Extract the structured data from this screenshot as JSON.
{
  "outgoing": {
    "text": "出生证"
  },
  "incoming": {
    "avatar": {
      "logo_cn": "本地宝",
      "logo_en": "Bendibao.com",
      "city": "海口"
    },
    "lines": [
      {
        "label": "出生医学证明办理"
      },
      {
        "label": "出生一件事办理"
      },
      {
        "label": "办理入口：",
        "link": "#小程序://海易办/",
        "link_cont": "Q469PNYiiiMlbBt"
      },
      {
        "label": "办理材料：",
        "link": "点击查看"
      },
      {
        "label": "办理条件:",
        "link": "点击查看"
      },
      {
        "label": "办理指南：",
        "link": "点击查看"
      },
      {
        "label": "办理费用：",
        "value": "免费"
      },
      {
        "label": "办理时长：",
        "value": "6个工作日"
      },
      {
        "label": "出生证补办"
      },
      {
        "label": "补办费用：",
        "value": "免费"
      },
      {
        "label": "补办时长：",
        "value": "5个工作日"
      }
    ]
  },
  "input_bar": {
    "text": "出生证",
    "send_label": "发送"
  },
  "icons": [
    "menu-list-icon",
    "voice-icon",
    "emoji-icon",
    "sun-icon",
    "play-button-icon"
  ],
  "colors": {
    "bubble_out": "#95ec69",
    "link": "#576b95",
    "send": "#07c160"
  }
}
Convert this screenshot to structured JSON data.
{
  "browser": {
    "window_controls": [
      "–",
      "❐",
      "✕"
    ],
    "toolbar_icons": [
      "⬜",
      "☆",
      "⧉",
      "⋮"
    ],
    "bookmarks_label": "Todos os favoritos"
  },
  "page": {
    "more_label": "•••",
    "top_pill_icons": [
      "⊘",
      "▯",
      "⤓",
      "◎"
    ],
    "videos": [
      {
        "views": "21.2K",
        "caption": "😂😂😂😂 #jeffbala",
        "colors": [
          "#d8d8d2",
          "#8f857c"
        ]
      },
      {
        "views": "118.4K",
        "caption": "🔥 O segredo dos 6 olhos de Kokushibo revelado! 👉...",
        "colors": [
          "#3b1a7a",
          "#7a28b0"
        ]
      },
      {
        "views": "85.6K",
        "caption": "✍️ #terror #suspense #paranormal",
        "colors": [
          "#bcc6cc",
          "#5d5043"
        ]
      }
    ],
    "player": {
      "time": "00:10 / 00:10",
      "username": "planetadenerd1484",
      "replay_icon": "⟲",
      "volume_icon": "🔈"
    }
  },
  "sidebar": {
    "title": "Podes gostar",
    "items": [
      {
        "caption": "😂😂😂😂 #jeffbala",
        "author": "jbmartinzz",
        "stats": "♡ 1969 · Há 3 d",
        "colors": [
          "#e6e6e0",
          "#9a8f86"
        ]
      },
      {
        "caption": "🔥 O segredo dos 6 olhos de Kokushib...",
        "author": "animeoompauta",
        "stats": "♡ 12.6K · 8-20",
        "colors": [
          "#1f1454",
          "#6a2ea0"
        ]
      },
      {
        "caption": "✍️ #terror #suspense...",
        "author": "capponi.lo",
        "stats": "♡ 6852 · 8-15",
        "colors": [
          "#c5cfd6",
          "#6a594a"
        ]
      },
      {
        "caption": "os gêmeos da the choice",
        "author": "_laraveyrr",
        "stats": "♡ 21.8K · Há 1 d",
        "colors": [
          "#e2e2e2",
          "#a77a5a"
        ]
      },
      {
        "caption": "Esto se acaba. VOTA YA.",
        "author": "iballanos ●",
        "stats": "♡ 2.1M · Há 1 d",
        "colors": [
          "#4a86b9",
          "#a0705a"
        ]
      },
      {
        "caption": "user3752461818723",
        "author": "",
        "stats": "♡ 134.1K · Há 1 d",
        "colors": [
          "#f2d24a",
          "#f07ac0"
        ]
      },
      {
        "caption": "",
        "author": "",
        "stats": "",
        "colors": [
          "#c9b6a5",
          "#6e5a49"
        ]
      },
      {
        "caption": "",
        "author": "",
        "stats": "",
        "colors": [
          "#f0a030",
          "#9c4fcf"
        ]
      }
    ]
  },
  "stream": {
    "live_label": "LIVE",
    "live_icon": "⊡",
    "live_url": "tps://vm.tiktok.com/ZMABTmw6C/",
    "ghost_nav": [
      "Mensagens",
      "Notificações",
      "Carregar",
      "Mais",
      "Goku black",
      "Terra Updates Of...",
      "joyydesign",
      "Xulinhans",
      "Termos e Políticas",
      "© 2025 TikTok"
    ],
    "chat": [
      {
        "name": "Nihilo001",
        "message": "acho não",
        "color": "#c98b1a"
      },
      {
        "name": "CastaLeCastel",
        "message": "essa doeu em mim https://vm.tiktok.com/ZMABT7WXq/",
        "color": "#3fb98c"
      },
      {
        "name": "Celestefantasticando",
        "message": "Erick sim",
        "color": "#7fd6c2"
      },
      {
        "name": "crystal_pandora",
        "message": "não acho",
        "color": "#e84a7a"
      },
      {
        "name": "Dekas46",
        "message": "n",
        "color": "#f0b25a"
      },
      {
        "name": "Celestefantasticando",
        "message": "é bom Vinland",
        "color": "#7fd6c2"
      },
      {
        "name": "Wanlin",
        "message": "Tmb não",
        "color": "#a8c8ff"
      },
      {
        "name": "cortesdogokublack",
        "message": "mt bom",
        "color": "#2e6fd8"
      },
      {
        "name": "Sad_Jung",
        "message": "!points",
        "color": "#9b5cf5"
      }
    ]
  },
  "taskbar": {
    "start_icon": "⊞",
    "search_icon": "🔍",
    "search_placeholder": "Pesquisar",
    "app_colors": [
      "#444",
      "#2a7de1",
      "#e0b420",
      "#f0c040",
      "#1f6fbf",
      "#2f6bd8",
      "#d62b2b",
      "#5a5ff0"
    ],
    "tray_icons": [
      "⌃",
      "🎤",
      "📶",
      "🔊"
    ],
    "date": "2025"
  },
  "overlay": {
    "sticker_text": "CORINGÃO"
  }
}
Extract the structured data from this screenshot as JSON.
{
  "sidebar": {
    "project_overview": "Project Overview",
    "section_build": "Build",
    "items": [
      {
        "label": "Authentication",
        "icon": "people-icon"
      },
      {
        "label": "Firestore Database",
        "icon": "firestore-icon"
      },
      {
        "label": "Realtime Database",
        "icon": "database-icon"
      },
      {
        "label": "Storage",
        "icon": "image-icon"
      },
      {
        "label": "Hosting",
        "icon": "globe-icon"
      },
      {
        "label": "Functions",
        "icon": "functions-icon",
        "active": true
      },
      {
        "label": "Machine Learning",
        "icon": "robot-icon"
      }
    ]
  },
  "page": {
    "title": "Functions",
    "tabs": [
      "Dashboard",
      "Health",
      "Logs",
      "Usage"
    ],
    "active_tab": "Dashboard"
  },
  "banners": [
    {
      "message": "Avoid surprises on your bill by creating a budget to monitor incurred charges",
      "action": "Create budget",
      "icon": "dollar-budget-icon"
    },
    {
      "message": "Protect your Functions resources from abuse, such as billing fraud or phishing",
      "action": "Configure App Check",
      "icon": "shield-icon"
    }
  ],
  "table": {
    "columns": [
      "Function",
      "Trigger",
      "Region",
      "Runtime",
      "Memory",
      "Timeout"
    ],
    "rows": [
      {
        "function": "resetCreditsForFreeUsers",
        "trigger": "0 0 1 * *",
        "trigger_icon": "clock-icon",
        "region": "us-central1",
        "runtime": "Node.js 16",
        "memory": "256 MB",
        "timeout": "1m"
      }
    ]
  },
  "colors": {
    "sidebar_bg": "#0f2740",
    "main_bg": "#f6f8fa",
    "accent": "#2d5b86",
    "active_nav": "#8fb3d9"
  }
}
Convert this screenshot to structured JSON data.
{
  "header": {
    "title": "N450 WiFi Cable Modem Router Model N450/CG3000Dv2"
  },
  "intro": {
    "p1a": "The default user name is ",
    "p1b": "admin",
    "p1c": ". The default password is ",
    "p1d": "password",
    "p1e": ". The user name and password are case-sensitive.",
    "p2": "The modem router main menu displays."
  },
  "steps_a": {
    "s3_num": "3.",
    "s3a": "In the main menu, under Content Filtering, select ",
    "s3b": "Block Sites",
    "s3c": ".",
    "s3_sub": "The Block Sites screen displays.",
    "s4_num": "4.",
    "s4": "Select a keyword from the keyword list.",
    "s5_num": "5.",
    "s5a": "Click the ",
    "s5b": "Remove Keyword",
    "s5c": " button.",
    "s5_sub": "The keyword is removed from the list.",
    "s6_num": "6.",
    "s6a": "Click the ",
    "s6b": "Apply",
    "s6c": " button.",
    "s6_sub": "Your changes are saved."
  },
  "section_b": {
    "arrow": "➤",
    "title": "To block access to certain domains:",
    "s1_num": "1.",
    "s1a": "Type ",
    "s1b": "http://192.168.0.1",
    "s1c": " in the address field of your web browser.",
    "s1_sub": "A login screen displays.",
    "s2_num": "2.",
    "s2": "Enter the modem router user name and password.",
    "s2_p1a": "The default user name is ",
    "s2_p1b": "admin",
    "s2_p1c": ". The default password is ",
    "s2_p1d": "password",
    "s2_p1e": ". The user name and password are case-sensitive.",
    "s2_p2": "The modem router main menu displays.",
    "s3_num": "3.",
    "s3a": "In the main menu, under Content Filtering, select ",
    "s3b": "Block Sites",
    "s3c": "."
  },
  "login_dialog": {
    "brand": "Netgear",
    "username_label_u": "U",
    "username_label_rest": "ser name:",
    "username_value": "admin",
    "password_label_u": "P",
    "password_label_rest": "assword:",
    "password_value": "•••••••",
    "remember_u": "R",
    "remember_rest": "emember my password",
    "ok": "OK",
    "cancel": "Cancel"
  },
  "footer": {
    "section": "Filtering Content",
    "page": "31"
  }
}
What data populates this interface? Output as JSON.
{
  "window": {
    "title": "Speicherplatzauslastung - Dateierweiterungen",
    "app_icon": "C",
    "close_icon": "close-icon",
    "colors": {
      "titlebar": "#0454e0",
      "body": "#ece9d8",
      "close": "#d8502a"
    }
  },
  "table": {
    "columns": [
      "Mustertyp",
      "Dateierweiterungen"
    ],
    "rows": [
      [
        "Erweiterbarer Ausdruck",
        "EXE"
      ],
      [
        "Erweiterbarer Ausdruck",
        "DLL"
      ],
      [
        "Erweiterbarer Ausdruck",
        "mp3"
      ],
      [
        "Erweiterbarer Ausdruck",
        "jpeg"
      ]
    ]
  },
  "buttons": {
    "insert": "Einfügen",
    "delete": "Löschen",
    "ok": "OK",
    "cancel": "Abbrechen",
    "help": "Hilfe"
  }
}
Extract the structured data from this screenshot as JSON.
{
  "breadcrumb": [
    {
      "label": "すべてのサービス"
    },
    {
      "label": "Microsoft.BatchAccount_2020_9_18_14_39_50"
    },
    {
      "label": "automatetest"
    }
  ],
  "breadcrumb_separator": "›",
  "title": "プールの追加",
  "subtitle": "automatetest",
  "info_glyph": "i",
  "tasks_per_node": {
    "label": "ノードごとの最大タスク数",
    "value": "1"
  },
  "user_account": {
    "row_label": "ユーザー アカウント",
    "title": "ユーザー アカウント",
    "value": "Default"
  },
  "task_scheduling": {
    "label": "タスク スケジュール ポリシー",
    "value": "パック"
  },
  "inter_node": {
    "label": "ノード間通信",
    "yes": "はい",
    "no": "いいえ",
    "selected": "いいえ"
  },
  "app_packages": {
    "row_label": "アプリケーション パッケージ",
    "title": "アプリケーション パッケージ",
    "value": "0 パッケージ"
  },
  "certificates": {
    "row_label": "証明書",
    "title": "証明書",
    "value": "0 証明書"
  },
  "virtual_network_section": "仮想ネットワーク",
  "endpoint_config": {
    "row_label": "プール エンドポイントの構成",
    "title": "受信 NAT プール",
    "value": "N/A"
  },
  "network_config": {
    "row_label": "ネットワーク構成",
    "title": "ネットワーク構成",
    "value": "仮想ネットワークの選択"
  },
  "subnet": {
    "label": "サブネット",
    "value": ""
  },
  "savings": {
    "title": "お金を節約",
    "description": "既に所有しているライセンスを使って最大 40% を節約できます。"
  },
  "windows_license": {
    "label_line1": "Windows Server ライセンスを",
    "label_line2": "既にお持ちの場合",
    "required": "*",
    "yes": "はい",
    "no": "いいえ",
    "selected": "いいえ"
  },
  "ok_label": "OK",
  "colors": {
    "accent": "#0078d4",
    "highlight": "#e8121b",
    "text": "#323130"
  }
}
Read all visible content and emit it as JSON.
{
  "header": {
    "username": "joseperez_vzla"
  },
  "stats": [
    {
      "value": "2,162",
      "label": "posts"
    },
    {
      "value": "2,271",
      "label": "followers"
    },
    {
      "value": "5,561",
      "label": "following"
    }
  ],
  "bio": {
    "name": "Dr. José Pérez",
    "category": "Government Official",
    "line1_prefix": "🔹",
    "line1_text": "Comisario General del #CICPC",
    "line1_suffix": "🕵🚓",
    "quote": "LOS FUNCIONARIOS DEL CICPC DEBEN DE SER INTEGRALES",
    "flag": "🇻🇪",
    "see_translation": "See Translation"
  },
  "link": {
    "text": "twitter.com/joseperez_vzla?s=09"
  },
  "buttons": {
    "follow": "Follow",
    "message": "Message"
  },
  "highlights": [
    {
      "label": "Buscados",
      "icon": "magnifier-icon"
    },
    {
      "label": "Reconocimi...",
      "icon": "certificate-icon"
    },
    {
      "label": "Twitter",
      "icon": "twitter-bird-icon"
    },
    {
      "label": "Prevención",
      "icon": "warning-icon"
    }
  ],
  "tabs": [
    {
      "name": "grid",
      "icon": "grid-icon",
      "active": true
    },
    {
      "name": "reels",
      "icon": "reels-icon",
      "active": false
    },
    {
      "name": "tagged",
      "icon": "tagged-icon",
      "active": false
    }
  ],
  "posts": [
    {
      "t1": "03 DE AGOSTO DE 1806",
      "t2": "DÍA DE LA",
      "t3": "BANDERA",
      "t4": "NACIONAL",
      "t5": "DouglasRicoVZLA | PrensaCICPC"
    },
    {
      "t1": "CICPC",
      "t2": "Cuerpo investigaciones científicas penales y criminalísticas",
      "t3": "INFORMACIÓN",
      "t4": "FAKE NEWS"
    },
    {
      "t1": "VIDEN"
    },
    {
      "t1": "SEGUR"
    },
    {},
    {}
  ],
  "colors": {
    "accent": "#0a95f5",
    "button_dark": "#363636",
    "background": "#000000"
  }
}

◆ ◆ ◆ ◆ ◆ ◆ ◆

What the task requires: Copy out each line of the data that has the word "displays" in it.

Answer space:
    "p2": "The modem router main menu displays."
    "s3_sub": "The Block Sites screen displays.",
    "s1_sub": "A login screen displays.",
    "s2_p2": "The modem router main menu displays.",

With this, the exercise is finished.